### Data for review
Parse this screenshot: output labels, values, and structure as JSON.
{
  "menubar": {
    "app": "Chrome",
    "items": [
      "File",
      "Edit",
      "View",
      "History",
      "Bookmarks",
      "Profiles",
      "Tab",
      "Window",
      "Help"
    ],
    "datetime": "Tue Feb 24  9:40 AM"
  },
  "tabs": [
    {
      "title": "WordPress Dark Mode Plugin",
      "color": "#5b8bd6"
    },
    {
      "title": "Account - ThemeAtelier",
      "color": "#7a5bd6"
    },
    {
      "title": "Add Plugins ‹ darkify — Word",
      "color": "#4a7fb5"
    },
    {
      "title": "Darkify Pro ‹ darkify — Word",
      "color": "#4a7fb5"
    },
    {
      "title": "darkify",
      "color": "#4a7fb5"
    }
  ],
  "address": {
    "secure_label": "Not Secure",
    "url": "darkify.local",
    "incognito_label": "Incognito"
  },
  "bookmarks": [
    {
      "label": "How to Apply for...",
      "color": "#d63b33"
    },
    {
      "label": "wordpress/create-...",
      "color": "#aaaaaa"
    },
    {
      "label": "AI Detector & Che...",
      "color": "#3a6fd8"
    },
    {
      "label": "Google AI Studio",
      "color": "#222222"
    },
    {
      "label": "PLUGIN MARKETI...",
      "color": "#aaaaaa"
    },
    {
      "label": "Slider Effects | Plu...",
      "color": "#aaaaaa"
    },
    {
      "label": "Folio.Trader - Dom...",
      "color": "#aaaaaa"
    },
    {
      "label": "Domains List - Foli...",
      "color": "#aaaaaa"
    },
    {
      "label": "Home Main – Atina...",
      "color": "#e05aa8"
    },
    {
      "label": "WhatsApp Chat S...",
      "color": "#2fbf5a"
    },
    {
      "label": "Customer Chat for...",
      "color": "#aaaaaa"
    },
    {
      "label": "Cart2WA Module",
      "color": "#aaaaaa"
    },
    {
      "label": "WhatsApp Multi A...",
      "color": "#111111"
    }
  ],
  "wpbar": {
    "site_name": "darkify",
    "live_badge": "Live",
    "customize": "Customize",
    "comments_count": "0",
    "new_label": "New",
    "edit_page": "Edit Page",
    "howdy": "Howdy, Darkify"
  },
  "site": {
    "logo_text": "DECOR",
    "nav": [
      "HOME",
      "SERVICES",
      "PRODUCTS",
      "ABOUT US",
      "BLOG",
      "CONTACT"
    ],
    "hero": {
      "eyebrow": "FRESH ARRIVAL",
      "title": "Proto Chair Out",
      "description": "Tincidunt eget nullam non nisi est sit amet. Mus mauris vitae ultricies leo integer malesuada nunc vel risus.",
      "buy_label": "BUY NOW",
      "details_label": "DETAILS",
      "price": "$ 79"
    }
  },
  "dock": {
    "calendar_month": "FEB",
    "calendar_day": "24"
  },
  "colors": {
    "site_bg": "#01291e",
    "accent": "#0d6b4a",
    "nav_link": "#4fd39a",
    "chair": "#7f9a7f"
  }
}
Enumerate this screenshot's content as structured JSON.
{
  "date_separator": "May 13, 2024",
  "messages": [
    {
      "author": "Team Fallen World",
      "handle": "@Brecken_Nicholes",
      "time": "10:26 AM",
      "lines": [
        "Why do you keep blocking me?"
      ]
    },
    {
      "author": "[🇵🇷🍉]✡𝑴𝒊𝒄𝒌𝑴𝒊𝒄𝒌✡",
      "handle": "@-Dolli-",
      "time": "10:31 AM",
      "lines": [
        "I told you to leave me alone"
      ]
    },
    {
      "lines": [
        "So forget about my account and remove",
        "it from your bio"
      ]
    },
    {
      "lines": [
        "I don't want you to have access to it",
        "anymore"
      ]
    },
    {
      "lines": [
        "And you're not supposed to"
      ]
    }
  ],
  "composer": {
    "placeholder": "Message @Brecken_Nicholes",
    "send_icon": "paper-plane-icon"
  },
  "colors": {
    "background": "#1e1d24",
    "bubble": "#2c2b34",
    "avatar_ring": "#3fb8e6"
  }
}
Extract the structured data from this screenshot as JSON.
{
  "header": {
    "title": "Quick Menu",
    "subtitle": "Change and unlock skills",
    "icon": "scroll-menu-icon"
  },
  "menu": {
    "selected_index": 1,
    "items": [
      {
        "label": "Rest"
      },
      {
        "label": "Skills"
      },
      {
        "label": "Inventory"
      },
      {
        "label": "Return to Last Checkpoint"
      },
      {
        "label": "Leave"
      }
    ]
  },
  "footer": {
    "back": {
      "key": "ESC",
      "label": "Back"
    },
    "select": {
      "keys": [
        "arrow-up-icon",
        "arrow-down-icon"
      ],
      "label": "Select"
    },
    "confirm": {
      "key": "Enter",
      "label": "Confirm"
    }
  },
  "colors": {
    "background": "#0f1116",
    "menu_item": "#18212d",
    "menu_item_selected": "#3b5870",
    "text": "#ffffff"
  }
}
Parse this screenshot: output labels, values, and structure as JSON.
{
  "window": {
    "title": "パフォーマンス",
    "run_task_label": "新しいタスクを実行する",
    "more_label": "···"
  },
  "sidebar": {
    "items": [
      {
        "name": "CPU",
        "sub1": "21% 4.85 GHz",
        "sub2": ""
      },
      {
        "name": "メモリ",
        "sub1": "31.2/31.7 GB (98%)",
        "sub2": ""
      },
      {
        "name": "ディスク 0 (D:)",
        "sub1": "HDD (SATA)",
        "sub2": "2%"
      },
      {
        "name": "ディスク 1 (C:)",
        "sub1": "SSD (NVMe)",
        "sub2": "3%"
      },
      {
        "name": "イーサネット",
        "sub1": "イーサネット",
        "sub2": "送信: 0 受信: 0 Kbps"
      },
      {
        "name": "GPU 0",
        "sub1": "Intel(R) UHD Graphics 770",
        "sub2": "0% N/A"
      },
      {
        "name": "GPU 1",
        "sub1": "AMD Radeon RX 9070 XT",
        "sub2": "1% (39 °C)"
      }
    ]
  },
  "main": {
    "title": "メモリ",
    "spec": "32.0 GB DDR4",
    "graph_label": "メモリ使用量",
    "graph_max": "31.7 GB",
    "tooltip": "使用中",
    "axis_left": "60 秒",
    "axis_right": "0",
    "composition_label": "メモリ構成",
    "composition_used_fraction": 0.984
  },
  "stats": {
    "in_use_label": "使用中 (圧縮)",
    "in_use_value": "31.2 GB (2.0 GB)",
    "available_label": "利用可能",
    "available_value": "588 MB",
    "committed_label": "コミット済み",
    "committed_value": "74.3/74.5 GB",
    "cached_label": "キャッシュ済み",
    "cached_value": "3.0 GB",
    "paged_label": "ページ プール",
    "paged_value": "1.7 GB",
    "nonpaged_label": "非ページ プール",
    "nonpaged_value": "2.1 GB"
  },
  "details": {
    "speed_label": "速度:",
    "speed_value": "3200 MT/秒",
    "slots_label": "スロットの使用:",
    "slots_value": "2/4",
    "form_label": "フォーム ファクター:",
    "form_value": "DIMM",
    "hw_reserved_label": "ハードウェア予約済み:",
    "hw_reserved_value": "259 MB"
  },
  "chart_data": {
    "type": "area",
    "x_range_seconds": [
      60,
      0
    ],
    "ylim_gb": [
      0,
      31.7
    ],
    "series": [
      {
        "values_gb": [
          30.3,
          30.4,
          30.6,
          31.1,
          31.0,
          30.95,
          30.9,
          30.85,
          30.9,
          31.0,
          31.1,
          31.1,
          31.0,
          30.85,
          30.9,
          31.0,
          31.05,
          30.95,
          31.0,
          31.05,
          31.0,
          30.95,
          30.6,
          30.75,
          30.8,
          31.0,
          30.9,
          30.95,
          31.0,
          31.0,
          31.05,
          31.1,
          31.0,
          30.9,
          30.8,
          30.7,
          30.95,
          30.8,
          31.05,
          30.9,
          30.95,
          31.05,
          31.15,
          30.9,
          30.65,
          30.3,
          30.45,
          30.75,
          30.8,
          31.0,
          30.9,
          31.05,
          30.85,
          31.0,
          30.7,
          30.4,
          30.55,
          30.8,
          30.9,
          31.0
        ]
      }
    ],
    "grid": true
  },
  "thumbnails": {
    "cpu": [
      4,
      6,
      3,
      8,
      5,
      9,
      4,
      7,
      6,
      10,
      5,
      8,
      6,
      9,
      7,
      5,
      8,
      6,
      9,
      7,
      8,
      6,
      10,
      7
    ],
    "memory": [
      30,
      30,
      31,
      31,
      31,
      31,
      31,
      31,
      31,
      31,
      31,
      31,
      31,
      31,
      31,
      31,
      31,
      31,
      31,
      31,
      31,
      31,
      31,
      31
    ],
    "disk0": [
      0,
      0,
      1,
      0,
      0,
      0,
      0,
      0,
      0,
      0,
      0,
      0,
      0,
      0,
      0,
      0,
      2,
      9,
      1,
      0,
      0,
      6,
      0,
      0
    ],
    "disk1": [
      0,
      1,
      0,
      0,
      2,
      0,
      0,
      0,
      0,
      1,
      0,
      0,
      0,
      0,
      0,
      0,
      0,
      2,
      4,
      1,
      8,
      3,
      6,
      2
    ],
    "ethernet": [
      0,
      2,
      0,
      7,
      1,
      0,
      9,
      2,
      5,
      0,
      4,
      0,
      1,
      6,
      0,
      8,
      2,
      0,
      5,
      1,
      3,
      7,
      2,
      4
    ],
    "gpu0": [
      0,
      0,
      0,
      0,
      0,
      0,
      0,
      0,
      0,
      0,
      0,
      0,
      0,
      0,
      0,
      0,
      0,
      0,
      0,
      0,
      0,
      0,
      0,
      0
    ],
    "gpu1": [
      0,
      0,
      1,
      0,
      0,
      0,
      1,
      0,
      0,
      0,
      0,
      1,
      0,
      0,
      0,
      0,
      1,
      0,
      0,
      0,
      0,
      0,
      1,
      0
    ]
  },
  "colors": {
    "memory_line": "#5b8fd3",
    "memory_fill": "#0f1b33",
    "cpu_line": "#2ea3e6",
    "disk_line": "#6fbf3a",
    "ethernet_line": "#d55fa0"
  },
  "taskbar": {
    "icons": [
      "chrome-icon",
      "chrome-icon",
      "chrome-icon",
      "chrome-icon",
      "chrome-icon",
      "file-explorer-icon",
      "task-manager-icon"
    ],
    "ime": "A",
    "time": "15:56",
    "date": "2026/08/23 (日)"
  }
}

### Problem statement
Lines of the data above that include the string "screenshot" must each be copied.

### Answer to the exercise
Parse this screenshot: output labels, values, and structure as JSON.
Enumerate this screenshot's content as structured JSON.
Extract the structured data from this screenshot as JSON.
Parse this screenshot: output labels, values, and structure as JSON.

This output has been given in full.